(App and web page records)
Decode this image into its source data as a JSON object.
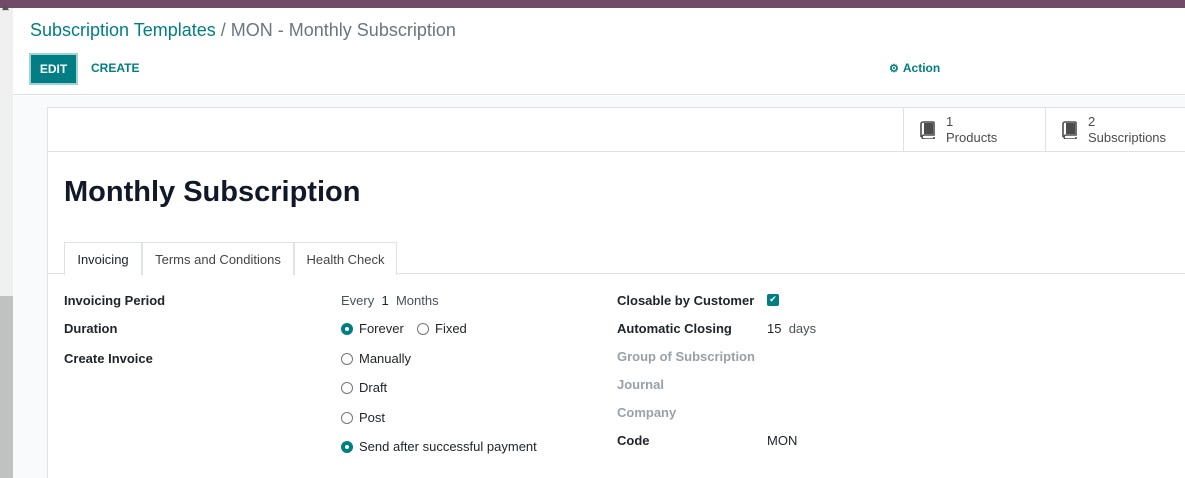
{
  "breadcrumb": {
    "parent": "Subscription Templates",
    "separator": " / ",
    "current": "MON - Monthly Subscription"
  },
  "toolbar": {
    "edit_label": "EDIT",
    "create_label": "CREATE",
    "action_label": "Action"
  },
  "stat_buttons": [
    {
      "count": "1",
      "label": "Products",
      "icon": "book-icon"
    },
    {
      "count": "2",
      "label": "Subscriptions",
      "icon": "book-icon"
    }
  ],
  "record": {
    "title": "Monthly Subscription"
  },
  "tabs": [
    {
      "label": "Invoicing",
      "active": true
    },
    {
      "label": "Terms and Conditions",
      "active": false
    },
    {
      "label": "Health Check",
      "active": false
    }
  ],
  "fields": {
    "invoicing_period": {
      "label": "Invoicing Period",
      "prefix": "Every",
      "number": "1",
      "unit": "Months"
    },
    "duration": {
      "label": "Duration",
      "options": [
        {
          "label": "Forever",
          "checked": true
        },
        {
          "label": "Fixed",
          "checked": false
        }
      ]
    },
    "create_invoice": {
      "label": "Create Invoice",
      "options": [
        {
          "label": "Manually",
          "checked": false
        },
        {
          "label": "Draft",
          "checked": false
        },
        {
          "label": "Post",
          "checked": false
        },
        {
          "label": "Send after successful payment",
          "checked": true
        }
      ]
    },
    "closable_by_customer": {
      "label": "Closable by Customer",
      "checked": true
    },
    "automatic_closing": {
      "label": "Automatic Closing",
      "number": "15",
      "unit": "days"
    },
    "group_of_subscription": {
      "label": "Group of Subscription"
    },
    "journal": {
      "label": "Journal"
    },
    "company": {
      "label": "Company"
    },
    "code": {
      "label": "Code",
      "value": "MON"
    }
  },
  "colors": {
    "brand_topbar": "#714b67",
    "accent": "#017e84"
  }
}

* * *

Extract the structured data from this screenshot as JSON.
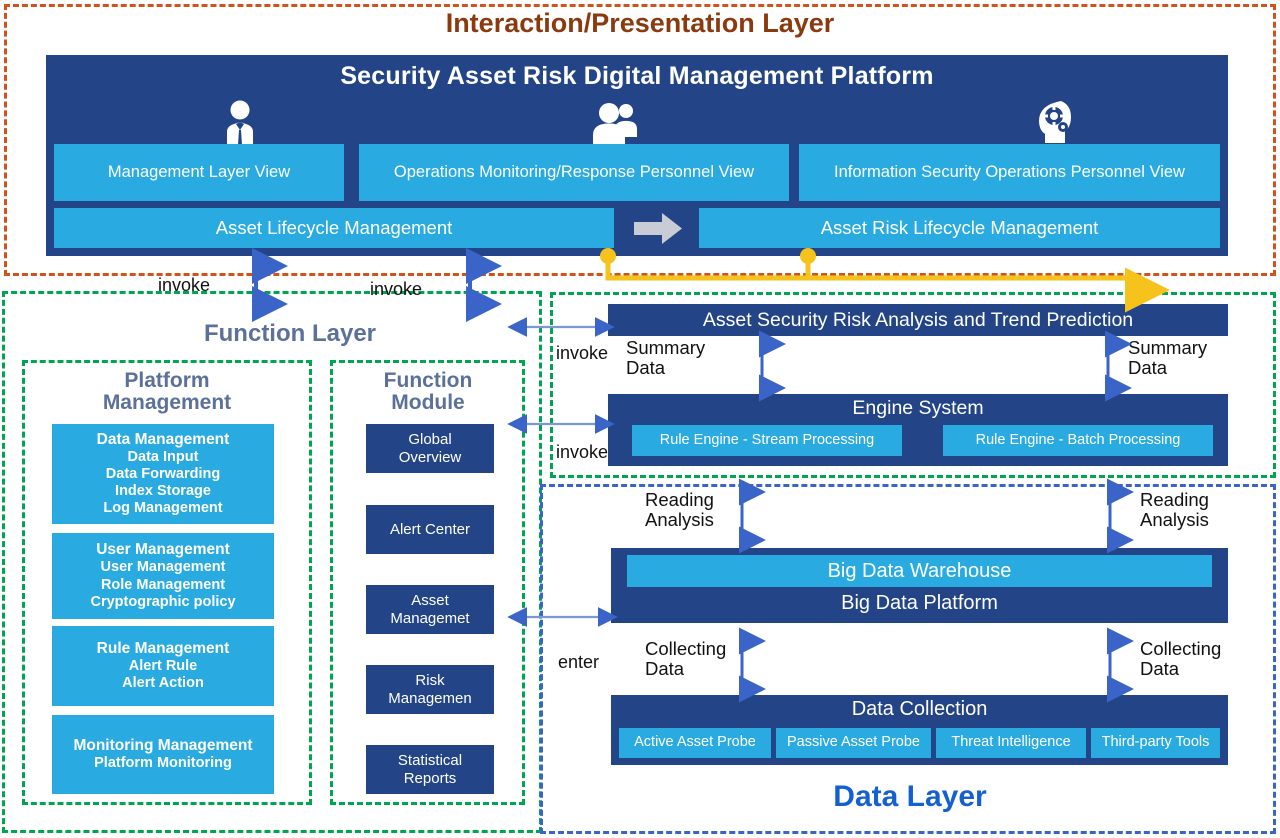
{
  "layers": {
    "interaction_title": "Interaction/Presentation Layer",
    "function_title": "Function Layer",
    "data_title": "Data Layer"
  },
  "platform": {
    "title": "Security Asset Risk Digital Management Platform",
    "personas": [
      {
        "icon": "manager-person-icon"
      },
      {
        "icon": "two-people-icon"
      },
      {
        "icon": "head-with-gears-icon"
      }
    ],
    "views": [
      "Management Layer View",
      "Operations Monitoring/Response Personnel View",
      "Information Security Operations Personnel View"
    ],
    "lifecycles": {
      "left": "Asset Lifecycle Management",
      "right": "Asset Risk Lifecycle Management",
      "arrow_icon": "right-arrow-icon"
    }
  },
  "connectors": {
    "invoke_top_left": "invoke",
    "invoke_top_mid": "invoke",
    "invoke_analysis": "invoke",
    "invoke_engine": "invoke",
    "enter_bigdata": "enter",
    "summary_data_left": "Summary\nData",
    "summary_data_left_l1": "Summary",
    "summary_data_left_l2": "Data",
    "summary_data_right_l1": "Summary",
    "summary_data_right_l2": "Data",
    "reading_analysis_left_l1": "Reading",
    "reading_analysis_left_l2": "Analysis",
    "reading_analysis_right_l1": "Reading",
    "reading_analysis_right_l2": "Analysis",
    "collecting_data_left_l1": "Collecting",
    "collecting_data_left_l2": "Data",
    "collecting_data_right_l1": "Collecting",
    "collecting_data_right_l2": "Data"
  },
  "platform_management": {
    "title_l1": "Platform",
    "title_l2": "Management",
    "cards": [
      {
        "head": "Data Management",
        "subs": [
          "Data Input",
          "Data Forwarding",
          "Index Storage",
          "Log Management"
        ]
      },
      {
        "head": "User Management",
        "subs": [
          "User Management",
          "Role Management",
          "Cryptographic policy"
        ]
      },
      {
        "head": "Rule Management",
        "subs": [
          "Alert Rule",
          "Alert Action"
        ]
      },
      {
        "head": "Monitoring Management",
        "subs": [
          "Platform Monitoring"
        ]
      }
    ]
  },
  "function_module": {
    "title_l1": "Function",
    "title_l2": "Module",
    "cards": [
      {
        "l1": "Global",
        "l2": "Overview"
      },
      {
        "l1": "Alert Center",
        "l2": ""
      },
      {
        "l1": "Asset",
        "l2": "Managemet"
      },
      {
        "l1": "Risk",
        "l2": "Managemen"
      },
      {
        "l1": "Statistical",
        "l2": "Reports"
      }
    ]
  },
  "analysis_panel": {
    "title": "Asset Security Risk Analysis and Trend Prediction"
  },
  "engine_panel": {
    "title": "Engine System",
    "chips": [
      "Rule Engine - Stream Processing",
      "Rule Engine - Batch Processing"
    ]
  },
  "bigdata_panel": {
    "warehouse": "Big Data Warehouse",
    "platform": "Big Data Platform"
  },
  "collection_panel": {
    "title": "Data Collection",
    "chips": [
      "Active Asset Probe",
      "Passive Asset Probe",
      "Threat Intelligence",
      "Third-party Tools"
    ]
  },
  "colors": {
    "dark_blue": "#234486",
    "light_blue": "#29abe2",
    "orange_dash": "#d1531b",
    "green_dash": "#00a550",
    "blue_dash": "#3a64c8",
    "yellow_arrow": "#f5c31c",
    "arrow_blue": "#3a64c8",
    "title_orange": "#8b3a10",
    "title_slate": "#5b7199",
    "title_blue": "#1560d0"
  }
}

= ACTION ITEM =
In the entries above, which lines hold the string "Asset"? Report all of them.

= WRITTEN RESPONSE =
    "title": "Security Asset Risk Digital Management Platform",
      "left": "Asset Lifecycle Management",
      "right": "Asset Risk Lifecycle Management",
        "l1": "Asset",
    "title": "Asset Security Risk Analysis and Trend Prediction"
      "Active Asset Probe",
      "Passive Asset Probe",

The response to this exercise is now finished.